Trump’s Georgia rally was supposed to pump up Loeffler and Perdue. It ended up being a grievance-fest.

Outgoing President Donald Trump traveled to Valdosta, Georgia on Saturday for a rally that was ostensibly aimed at upping voters and encouraging them to support Republican Senators Kelly Loeffler and David Perdue ahead of next month’s run-off election. . But, perhaps unsurprisingly, Trump ended up having a hard time talking about anything other than himself and his grievances.

Trump’s trip to Georgia for his first post-election rally came as he continues to push lies about election theft – and as he makes one last push for Republican-controlled legislatures to overturn the results elections. Much of Trump’s remarks consisted of variations on these themes, and his insistence that the election was rigged against him in states he lost like Georgia was in tension with the idea that it is important that Republicans look to Loeffler and Perdue.

This inconsistency was evident throughout Trump’s speech on Saturday, which began with him brazenly lying that he actually won Georgia.

“We won Georgia, so you understand,” Trump said, even his loss in the state has already been certified by Georgia election officials. Trump ended up repeating this lie so many times throughout his speech that in the end he mentioned it in passing as if it were a fact.

Despite his insistence that best-running Georgia Republicans look the other way as Democrats conspire to steal the election, Trump has at other times urged his fans to vote for Loeffler. and Purdue, saying things like, “If you don’t vote, the Socialists and the Communists win.”

But what the president didn’t bother to try to explain is why Republican voters should be confident that the run-off will not be rigged as he says in the presidential election, being given that they will be run by the same managers.

The two Georgian senators are in close races, and the narrow margin by which Trump lost the state would make it seem like even a slightly depressed turnout could cost Loeffler and Perdue their seats in January. And if they both lose, the Democrats will regain control of the Senate thanks to the decisive vote of Vice President-elect Kamala Harris. Republicans were counting on the president to give momentum to the two candidates.

But the downside of Trump’s difficulty in talking about anything other than himself or the alleged horror of others became evident when Loeffler and Perdue took to the stage to lukewarm applause.

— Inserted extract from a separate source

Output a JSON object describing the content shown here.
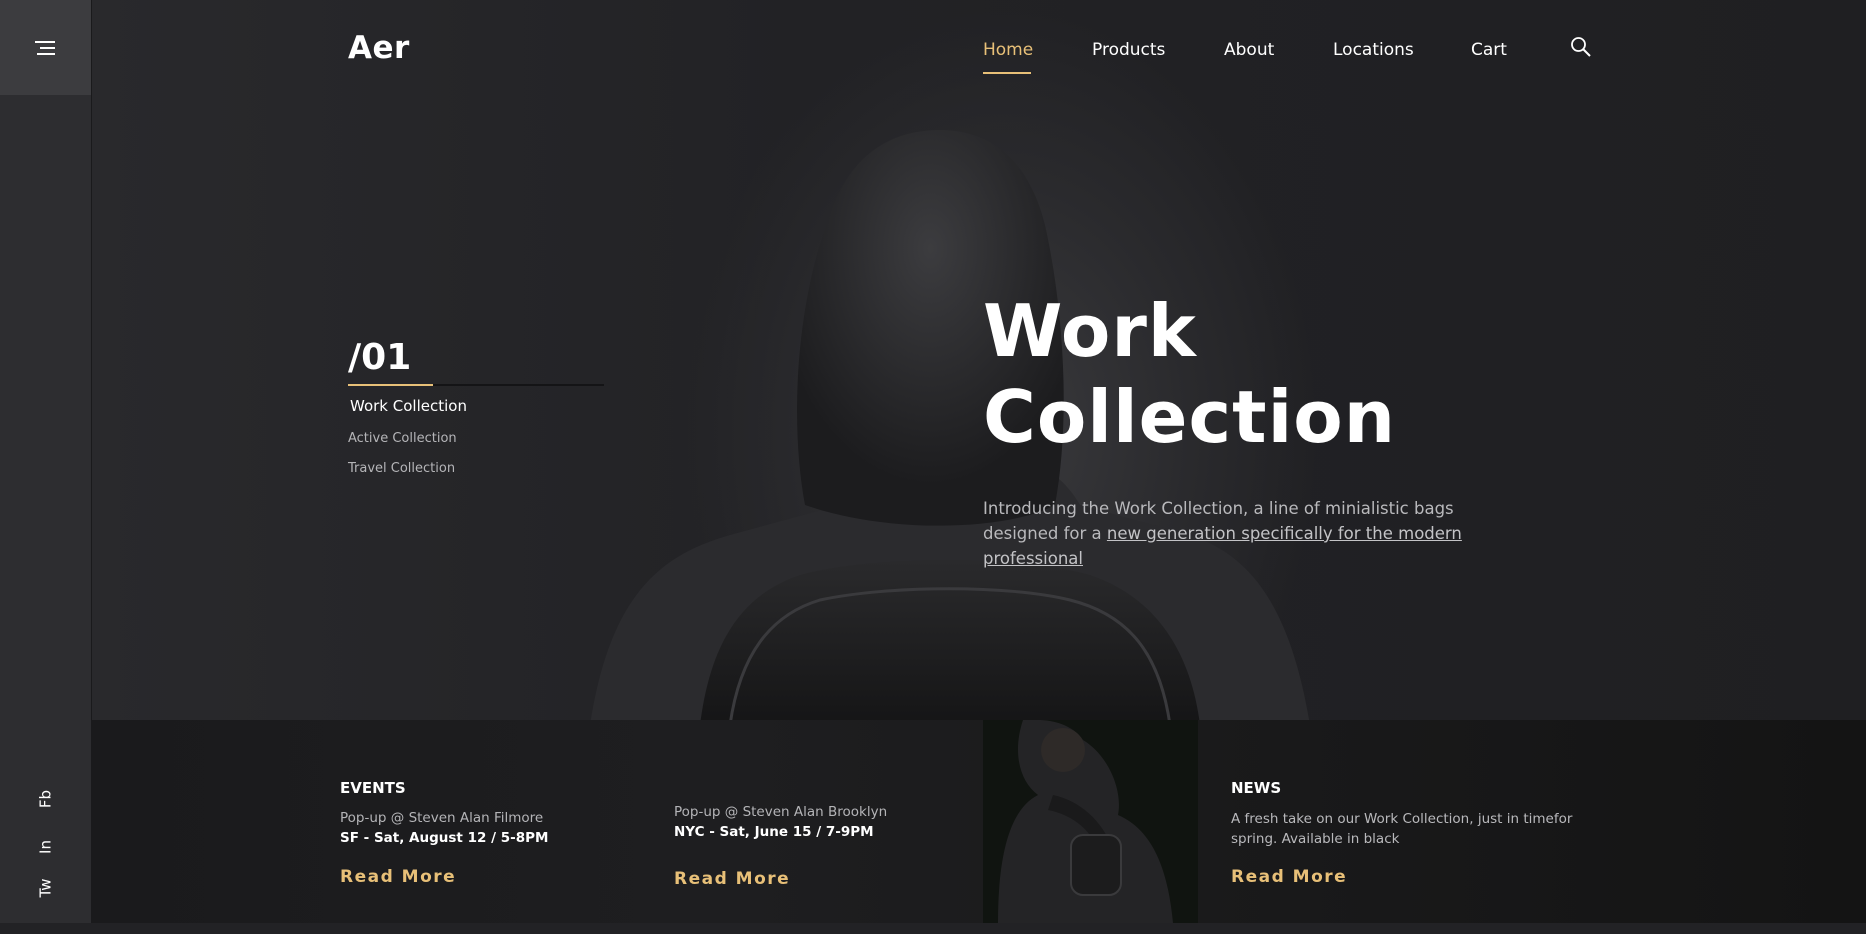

Their brief remarks were truncated by “fight for Trump!” songs that drowned them.

Georgia rally came hours after Trump would have phoned Georgia Governor Brian Kemp (R) and asked him to call a special session of the legislature to overturn the election results. Kemp reportedly refused Trump, and perhaps as a result, Trump attacked him several times throughout his speech, at one point story his fans, “Your governor should be ashamed of himself.”

Then, towards the end of the rally, Trump described the desperate two-fronted battle he is trying to wage to overthrow the election, saying, “I hope our legislatures and the United States Supreme Court take a step forward. before and will save our country.

But as neither Republican-controlled state legislatures nor the Supreme Court have so far shown much willingness to get involved in an election that President-elect Joe Biden has clearly won, Trump appears to have a back-up plan. – a plan that he expressed in a completely inconsistent manner.

“We are going to reclaim the White House. We’re going to get it back, ”Trump said, teasing a 2024 run, but then immediately added: “I don’t want to wait until 2024. I want to go back three weeks.”

Unfortunately for Trump, there is no recovery. But in the meantime, his refusal to concede has led to a fundraising windfall that may end up helping him launch an offer to avenge his loss to Biden based on the ‘they stole me’ lies he. has grown in the month since election day.